My story starts in Amarillo, Texas, where I was born to a drug-addicted mother who was just a baby herself. According to the adoption agency, she was a couple of years away from turning 18, and my birth father was either on the run or already in jail. I was fortunate enough to have been adopted by a couple from New Jersey. I couldn’t tell you when I found out that I was adopted. It was just something that I always knew.
Growing up, I was the textbook definition of validating how I felt by having a female partner. Whether it was to hang out with or date – I couldn’t live without that dynamic. Still, the irony is that I also did not know how to be a part of these relationships as my life was plagued by severe emotional immaturity fueled by anger and jealousy. When I was either twelve or thirteen years old, my parents got divorced. My father had an affair with a close family friend, and that was the end of that. My dad was out of the house, and I knew that I would not be reprimanded anymore with the back of his hand or with his loud and angry screaming. I didn’t have to watch my mother provoke my father anymore and then cry wolf when he reacted. I was now the man of the house.
I eventually got a sponsor and took suggestions. I slowly but surely felt better about myself and got out of my comfort zone. I spoke about what bothered me, and I was brutally honest, for the most part,. Fellowship RCO was not only the best thing that ever happened to me, but it saved my life. I learned valuable life skills there, and I made lifelong friendships.
As guys, I got clean with started dying left and right; I realized that I could do this. On April 18th, 2017, my baby sister died from a heroin overdose in a hotel room in Newark, New Jersey. She was down in Florida with me but had to fly home for a court date that she never made it to. This was the final piece of evidence that I needed to know that I would never get high again.
Shortly after, I was offered a house manager job at Fellowship, Kyle jokes that a storm got me that job. Ask him what that means if you know him. I worked at Fellowship for two years and got my feet wet working in the drug and alcohol treatment field. If you have ever worked at Fellowship, you know what I mean when I say that job is one of a kind and cannot be duplicated. From the bare hands-on experience, to the countless training opportunities that Rick and Sara would put together for us; I was well-rounded and employable in the field.
I could type pages and pages about how important Fellowship is to my story and how I attribute nearly every aspect of life to that experience. I currently am a business development representative for a company that has locations in numerous states. I get to network with various professionals, attend networking events and work with families to find safe treatment options for their loved ones. Fellowship taught me the basics of everything from doing a client’s intake to holding their hand throughout the early stages of their sobriety. I have my dream job and dream life, and without that, I would not have what I have today.
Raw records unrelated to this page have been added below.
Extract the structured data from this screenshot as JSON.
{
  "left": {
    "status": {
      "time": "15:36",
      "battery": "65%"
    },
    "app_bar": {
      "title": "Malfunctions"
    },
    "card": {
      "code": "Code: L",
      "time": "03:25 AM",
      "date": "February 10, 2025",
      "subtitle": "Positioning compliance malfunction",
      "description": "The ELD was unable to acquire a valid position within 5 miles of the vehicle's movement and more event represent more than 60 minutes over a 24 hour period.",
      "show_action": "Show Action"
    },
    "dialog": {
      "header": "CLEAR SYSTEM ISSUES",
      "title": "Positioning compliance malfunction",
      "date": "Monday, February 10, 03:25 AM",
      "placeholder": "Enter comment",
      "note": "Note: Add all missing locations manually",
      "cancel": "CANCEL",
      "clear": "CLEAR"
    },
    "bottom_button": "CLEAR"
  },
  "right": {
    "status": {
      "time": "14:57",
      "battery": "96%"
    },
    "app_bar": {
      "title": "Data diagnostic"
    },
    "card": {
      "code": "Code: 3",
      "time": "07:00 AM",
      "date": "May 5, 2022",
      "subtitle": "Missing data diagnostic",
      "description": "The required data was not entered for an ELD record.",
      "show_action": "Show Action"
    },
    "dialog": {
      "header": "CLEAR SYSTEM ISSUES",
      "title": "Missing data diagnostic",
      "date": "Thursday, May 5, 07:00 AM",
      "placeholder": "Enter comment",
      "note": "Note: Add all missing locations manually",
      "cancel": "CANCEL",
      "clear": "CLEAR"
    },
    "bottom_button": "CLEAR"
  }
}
My father currently has stage 4 Pancreatic cancer. He does not have much life left, and I wish I had taken the time to improve our relationship sooner. He is just happy that his son is doing so well. My advice is that if you have a sibling, parent, or friend with who you are not on good terms – call them. Tell them that you love them. I miss Brianne more than words can ever describe, and this stuff with my dad is kicking my ass. I was all over the place with this, but I hope that someone can take something from this and use it as a source of inspiration.